(Links added to proponent response below.)
STATEMENT OF THE BOARD OF DIRECTORS RECOMMENDING A VOTE AGAINST THE STOCKHOLDER PROPOSAL
The Board of Directors recommends a vote “Against” the proposal. The Board firmly believes that the implementation of the proposal described above would not be in the best interests of the Corporation or you, our Stockholders.
The Board consists of ten Directors, seven whom are “outside directors” not otherwise employed by the Corporation and three whom are members of management. The Corporation’s Directors are experienced individuals who are familiar with the Corporation’s business and the markets in which the Corporation operates. Each Director brings his or her unique business experience to the Corporation. Each Director, working together and with management and well-qualified outside consultants, thoroughly and regularly evaluates the Corporation’s strategies for maximizing Stockholder value and makes recommendations to management, and ultimately you, our Stockholders, based upon such evaluations. The Board of Directors believes it is in the best position to make informed recommendations to the Corporation’s Stockholders in respect of matters to be voted upon. Adding1 the advice of an outside, unsupervised and possibly randomly selected2 firm (at the Corporation’s expense) would not assist the Board in furthering the Corporation’s objectives or otherwise be in the Stockholder’s best interests.
The proposal described above calls for the Corporation to hire a proxy advisory firm without screening or review of the quality of the firm3 or its work product or without any due diligence as to its general or industry-specific business experience. The Board of Directors and management, on the other hand, select the Corporation’s advisors, including its independent auditors, based on a thorough review process. The Board of Directors does not believe it is in the best interests of our Stockholders for the Corporation to spend funds to hire a proxy advisory firm without first evaluating the need for such advice4 and the quality of the firm’s work, its recommendations and the process by which such recommendations are made.
The Board of Directors is committed to providing you, our Stockholders, with useful voting recommendations and high quality information on which to base your voting decisions. The Board of Directors takes its responsibility seriously and its only agenda is furthering the interests of the Corporation and its Stockholders. The Board of Directors does not believe that the Corporation should provide an open forum in our proxy materials5 for an unknown and unsupervised proxy advisory firm at our Stockholder’s ultimate expense.

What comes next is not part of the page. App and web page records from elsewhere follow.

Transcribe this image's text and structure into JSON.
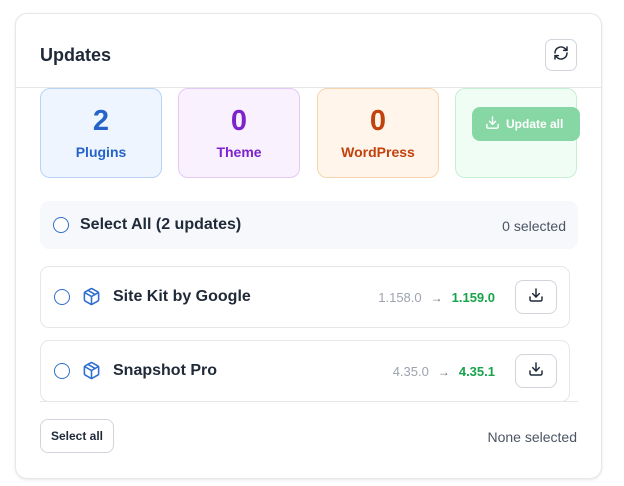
{
  "panel": {
    "title": "Updates",
    "refresh_icon": "refresh-icon"
  },
  "stats": [
    {
      "count": "2",
      "label": "Plugins"
    },
    {
      "count": "0",
      "label": "Theme"
    },
    {
      "count": "0",
      "label": "WordPress"
    }
  ],
  "update_all": {
    "label": "Update all",
    "icon": "download-icon"
  },
  "select_all_bar": {
    "label": "Select All (2 updates)",
    "selected_count": "0 selected"
  },
  "updates": [
    {
      "name": "Site Kit by Google",
      "from_version": "1.158.0",
      "to_version": "1.159.0",
      "icon": "package-icon"
    },
    {
      "name": "Snapshot Pro",
      "from_version": "4.35.0",
      "to_version": "4.35.1",
      "icon": "package-icon"
    }
  ],
  "version_arrow": "→",
  "footer": {
    "select_all_label": "Select all",
    "status": "None selected"
  },
  "colors": {
    "plugins": "#2563c9",
    "theme": "#7e22ce",
    "wordpress": "#c2410c",
    "update_all_bg": "#86d7a3",
    "new_version": "#16a34a"
  }
}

The Board of Directors believes that you, our Stockholders, should allow the Board of Directors to continue to perform its duties by providing sound and well-reasoned recommendations for this Corporation’s future courses of action.6
The approval of Mr. Latham’s proposal requires the affirmative vote of a majority of the shares of Common Stock of the Corporation represented at the meeting in person or by proxy. Abstentions and broker non-votes will have the same effect as a vote cast against the proposal.7
THEREFORE, FOR ALL OF THE REASONS STATED ABOVE, THE BOARD OF DIRECTORS URGES STOCKHOLDERS TO VOTE “AGAINST” THIS PROPOSAL.
PROPONENT'S RESPONSE TO THE ABOVE:
1. As the Board mentions here, the independent advisor's recommendation would add to, rather than replace, the Board's recommendation on which way to vote. So shareowners could benefit from both sources of advice.
2. The advisor would be selected by shareowner vote, based on the reputations of competing advisor candidates -- not a random selection process.
3. I agree with the Board's implication that the quality of the advisory firm is crucial, but not with the implication that supervision by the Board is necessary to assure that quality. Shareowners would vote to choose the advisory firm based on its reputation in their eyes. Advisors would compete to build reputations for giving advice that benefits shareowners. Those reputations would be assessed and discussed by the financial community in much the same way that personal computer makers' reputations are determined in the technology community, so that even a non-expert could make an informed choice by reading, for example, the Wall Street Journal. This reputation assessment process is a review of the quality of the advisory firm.
4. We shareowners need independent voting advice for the same reason we need to have shareowner voting at all. If it were sufficient to simply vote following the Board's recommendations then we wouldn't need to vote, but instead could just leave all decisions to the Board. The reason why we have shareowner voting is that there would be conflicts of interest inherent in leaving all decisions to the Board.
5. I agree that Schulman's proxy should not be an open forum. That is why the proposal calls for an entry fee, which can be adjusted to deter all but the serious candidates.
6. As emphasized in point 1 above, this proposal would not prevent the Board from continuing to give recommendations.
7. This is a well-placed reminder of a voting system biased against shareowners' interests and in favor of the incumbent Board's interests. My proposal would help shareowners vote more effectively, thus reducing such bias.
Response written by Mark Latham on November 13, 2002.